Sunday, January 23, 2011

Misogynistic quote of the week

So, the cover story in Guardian Weekend yesterday (yes, I am that desperately middle class) was an interview with Laura Hall, who apparently 'became the poster-girl for Booze Britain' after getting an alcohol asbo last year.

Having missed that vital bit of news myself, reading this feature over breakfast was really just a way to haul my sleepy brain into the land of the living via a nice cup of tea. But it did yield a good hit of righteous indignation (which, after all, is what your average Guardian reader is going for on a Saturday morning) when I got to this little gem:

“Last year district judge Bruce Morgan said of her 29 drink-fuelled convictions: 'I don't think I have seen a more deplorable record … A female with a record like this – it's absolutely despicable and represents all that is rotten in society nowadays.'”

I'm sorry? I mean, I know your stereotypical judge is a crusty old dinosaur who thinks it's ok to say things like this, but seriously? The quiet misogyny of it was just breathtaking: the idea that violent alcohol abuse might somehow be acceptable from thrusting young men, but when a 'female' starts doing it – not even a woman, mind, but a female – well, then clearly something is very wrong indeed and she should probably be burned as a witch. And these are the people in charge of administering justice in this country! Sigh.

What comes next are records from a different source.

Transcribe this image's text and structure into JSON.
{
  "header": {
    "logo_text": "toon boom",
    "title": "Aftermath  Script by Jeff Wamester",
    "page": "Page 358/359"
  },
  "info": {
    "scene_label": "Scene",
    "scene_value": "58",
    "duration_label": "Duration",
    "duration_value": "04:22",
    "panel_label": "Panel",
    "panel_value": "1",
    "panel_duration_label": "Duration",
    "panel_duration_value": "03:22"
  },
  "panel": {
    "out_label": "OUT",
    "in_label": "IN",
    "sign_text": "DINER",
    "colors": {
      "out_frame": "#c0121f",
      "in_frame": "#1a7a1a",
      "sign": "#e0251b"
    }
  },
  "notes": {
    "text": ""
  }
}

Incidentally, the fact that the journalist was quite happy to blithely quote this remark and move on without further comment really does make me wonder. Apparently, he (or his editors, I suppose) figured we'd all be more interested in gasping at how many pints she could down over lunch, so the article ended up reinforcing those prejudices rather than challenging them. I mean, yes, I get that it was a personal profile and not a piece of political commentary. But you'd think that with 3,000 words to play with on this supposed symbol of 'ladette culture', they could have found just a bit of space to ask why she's achieved such notoriety basically for being female whilst in charge of an alcohol problem.


  1. Yes! I was similarly bewildered, both by the judge's bizarre comment, and the journalist's lack of comment on the comment..
    Still, nothing like a bit of righteous indignation over breakfast!

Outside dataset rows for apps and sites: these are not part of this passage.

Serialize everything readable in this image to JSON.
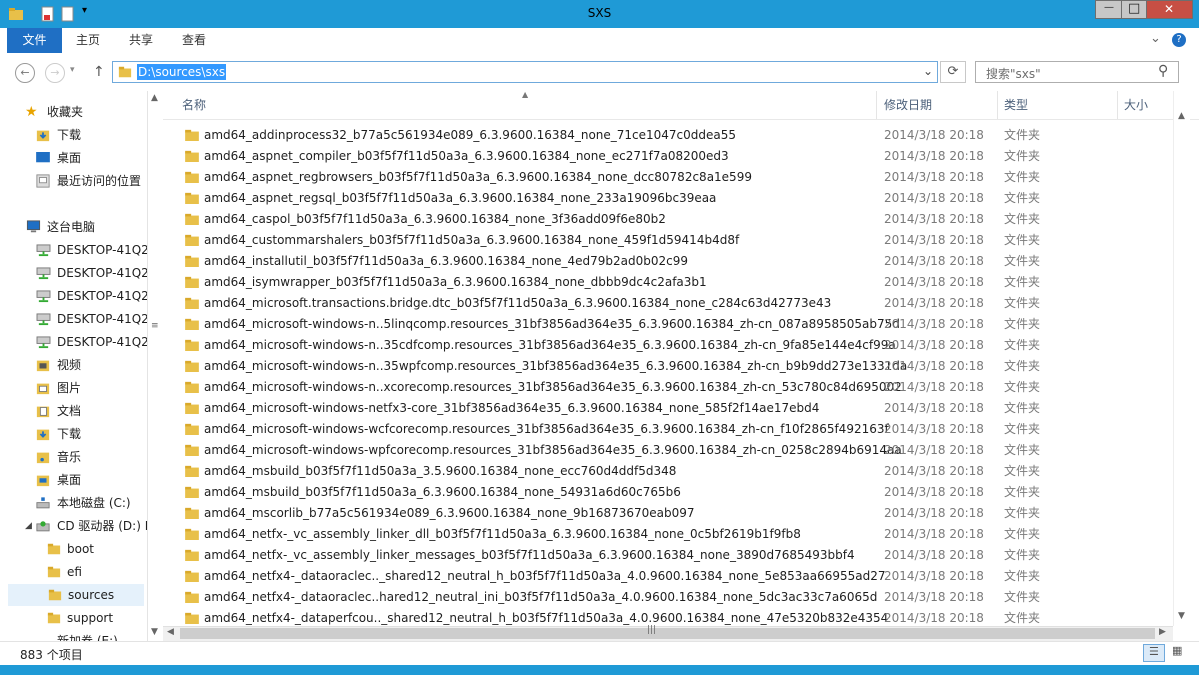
{
  "window": {
    "title": "SXS",
    "minimize_glyph": "—",
    "maximize_glyph": "□",
    "close_glyph": "✕"
  },
  "ribbon": {
    "tabs": [
      "文件",
      "主页",
      "共享",
      "查看"
    ],
    "expand_glyph": "⌄",
    "help_glyph": "?"
  },
  "address": {
    "path": "D:\\sources\\sxs",
    "dropdown_glyph": "⌄",
    "refresh_glyph": "⟳",
    "back_glyph": "←",
    "forward_glyph": "→",
    "up_glyph": "↑"
  },
  "search": {
    "placeholder": "搜索\"sxs\"",
    "icon_glyph": "⚲"
  },
  "nav": {
    "favorites_label": "收藏夹",
    "favorites": [
      "下载",
      "桌面",
      "最近访问的位置"
    ],
    "thispc_label": "这台电脑",
    "network_items": [
      "DESKTOP-41Q2",
      "DESKTOP-41Q2",
      "DESKTOP-41Q2",
      "DESKTOP-41Q2",
      "DESKTOP-41Q2"
    ],
    "libraries": [
      "视频",
      "图片",
      "文档",
      "下载",
      "音乐",
      "桌面"
    ],
    "drive_c": "本地磁盘 (C:)",
    "drive_d": "CD 驱动器 (D:) I",
    "drive_d_children": [
      "boot",
      "efi",
      "sources",
      "support"
    ],
    "selected_item": "sources",
    "partial_item": "新加卷 (E:)"
  },
  "columns": {
    "name": "名称",
    "date": "修改日期",
    "type": "类型",
    "size": "大小",
    "sort_glyph": "▲"
  },
  "files": [
    {
      "name": "amd64_addinprocess32_b77a5c561934e089_6.3.9600.16384_none_71ce1047c0ddea55",
      "date": "2014/3/18 20:18",
      "type": "文件夹"
    },
    {
      "name": "amd64_aspnet_compiler_b03f5f7f11d50a3a_6.3.9600.16384_none_ec271f7a08200ed3",
      "date": "2014/3/18 20:18",
      "type": "文件夹"
    },
    {
      "name": "amd64_aspnet_regbrowsers_b03f5f7f11d50a3a_6.3.9600.16384_none_dcc80782c8a1e599",
      "date": "2014/3/18 20:18",
      "type": "文件夹"
    },
    {
      "name": "amd64_aspnet_regsql_b03f5f7f11d50a3a_6.3.9600.16384_none_233a19096bc39eaa",
      "date": "2014/3/18 20:18",
      "type": "文件夹"
    },
    {
      "name": "amd64_caspol_b03f5f7f11d50a3a_6.3.9600.16384_none_3f36add09f6e80b2",
      "date": "2014/3/18 20:18",
      "type": "文件夹"
    },
    {
      "name": "amd64_custommarshalers_b03f5f7f11d50a3a_6.3.9600.16384_none_459f1d59414b4d8f",
      "date": "2014/3/18 20:18",
      "type": "文件夹"
    },
    {
      "name": "amd64_installutil_b03f5f7f11d50a3a_6.3.9600.16384_none_4ed79b2ad0b02c99",
      "date": "2014/3/18 20:18",
      "type": "文件夹"
    },
    {
      "name": "amd64_isymwrapper_b03f5f7f11d50a3a_6.3.9600.16384_none_dbbb9dc4c2afa3b1",
      "date": "2014/3/18 20:18",
      "type": "文件夹"
    },
    {
      "name": "amd64_microsoft.transactions.bridge.dtc_b03f5f7f11d50a3a_6.3.9600.16384_none_c284c63d42773e43",
      "date": "2014/3/18 20:18",
      "type": "文件夹"
    },
    {
      "name": "amd64_microsoft-windows-n..5linqcomp.resources_31bf3856ad364e35_6.3.9600.16384_zh-cn_087a8958505ab75d",
      "date": "2014/3/18 20:18",
      "type": "文件夹"
    },
    {
      "name": "amd64_microsoft-windows-n..35cdfcomp.resources_31bf3856ad364e35_6.3.9600.16384_zh-cn_9fa85e144e4cf99a",
      "date": "2014/3/18 20:18",
      "type": "文件夹"
    },
    {
      "name": "amd64_microsoft-windows-n..35wpfcomp.resources_31bf3856ad364e35_6.3.9600.16384_zh-cn_b9b9dd273e1331da",
      "date": "2014/3/18 20:18",
      "type": "文件夹"
    },
    {
      "name": "amd64_microsoft-windows-n..xcorecomp.resources_31bf3856ad364e35_6.3.9600.16384_zh-cn_53c780c84d695002",
      "date": "2014/3/18 20:18",
      "type": "文件夹"
    },
    {
      "name": "amd64_microsoft-windows-netfx3-core_31bf3856ad364e35_6.3.9600.16384_none_585f2f14ae17ebd4",
      "date": "2014/3/18 20:18",
      "type": "文件夹"
    },
    {
      "name": "amd64_microsoft-windows-wcfcorecomp.resources_31bf3856ad364e35_6.3.9600.16384_zh-cn_f10f2865f492163f",
      "date": "2014/3/18 20:18",
      "type": "文件夹"
    },
    {
      "name": "amd64_microsoft-windows-wpfcorecomp.resources_31bf3856ad364e35_6.3.9600.16384_zh-cn_0258c2894b6914aa",
      "date": "2014/3/18 20:18",
      "type": "文件夹"
    },
    {
      "name": "amd64_msbuild_b03f5f7f11d50a3a_3.5.9600.16384_none_ecc760d4ddf5d348",
      "date": "2014/3/18 20:18",
      "type": "文件夹"
    },
    {
      "name": "amd64_msbuild_b03f5f7f11d50a3a_6.3.9600.16384_none_54931a6d60c765b6",
      "date": "2014/3/18 20:18",
      "type": "文件夹"
    },
    {
      "name": "amd64_mscorlib_b77a5c561934e089_6.3.9600.16384_none_9b16873670eab097",
      "date": "2014/3/18 20:18",
      "type": "文件夹"
    },
    {
      "name": "amd64_netfx-_vc_assembly_linker_dll_b03f5f7f11d50a3a_6.3.9600.16384_none_0c5bf2619b1f9fb8",
      "date": "2014/3/18 20:18",
      "type": "文件夹"
    },
    {
      "name": "amd64_netfx-_vc_assembly_linker_messages_b03f5f7f11d50a3a_6.3.9600.16384_none_3890d7685493bbf4",
      "date": "2014/3/18 20:18",
      "type": "文件夹"
    },
    {
      "name": "amd64_netfx4-_dataoraclec.._shared12_neutral_h_b03f5f7f11d50a3a_4.0.9600.16384_none_5e853aa66955ad27",
      "date": "2014/3/18 20:18",
      "type": "文件夹"
    },
    {
      "name": "amd64_netfx4-_dataoraclec..hared12_neutral_ini_b03f5f7f11d50a3a_4.0.9600.16384_none_5dc3ac33c7a6065d",
      "date": "2014/3/18 20:18",
      "type": "文件夹"
    },
    {
      "name": "amd64_netfx4-_dataperfcou.._shared12_neutral_h_b03f5f7f11d50a3a_4.0.9600.16384_none_47e5320b832e4354",
      "date": "2014/3/18 20:18",
      "type": "文件夹"
    }
  ],
  "status": {
    "item_count": "883 个项目"
  },
  "colors": {
    "titlebar": "#1f9ad6",
    "file_tab": "#1f6fc4",
    "selection": "#3399ff",
    "folder": "#e8c049",
    "close_button": "#c74f44"
  }
}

  2. You could regard his comment as being insulting to men - i.e. women are supposed to know better, but drunken, loutish behaviour is no more than you would expect from a man.
    If he had said "A white man with a record like this...", would you have said he was insulting white men?

  3. Of course it's insulting to men - my point was that there's a double standard at work here, and yes, the idea that this is ok for a man is just as wrong as the idea that it's not ok for a woman.

    I'm not sure how to respond more specifically to your hypothetical question, because the whole point is that he wouldn't have said that, because that's not the way the underlying prejudices at play here work. In theory, I suppose, the answer to your question has to be yes. But in practice, I'm not sure it's relevant.

  4. My point was about misogyny. If he had said: "Your behaviour is bad, but that's no more than is to be expected from a woman", that would have been offensive to all women, and would have been misogynystic. What he actually said implies that he expects higher standards of behaviour from women. This is, as you point out, applying a double standard, and is unfair to the woman he was addressing, but it doesn't show a dislike of women. Nor does it suggest that he thought her behaviour would be OK in a man, only that it would be unsurprising.
    As for my hypothetical question, I would have said the statement was offensive mainly to non-whites because it implies that poor behaviour is to be expected from them.

  5. Ah, right, I think I understand your point a little better now. I was rather confused about how the race thing was relevant, I see where you're coming from now. And perhaps misogynistic was a poor choice of word (it's certainly a bugger to spell at 11 o clock at night) - but I do still stand by the claim that the comment was offensive to women as well as to men. Because I don't think it implied that he expects higher standards from women because he thinks women are awesome and mature and worthy of respect - to me it sounded much more like he expected different standards from women because he thinks women should be ladylike and well-behaved.

    In other words, I look at that quote and I see a man reprimanding a woman - or, as he disparagingly called her, a 'female' - for not conforming to his standards of what a woman should be like. Maybe misogynistic is the wrong word, maybe paternalistic or even patriarchal would be better, but I still think it betrays an offensive attitude to women. And, obviously, I'm not particularly trying to defend women's inalienable right to get pissed and smash things up - it's the underlying attitude that grates on me.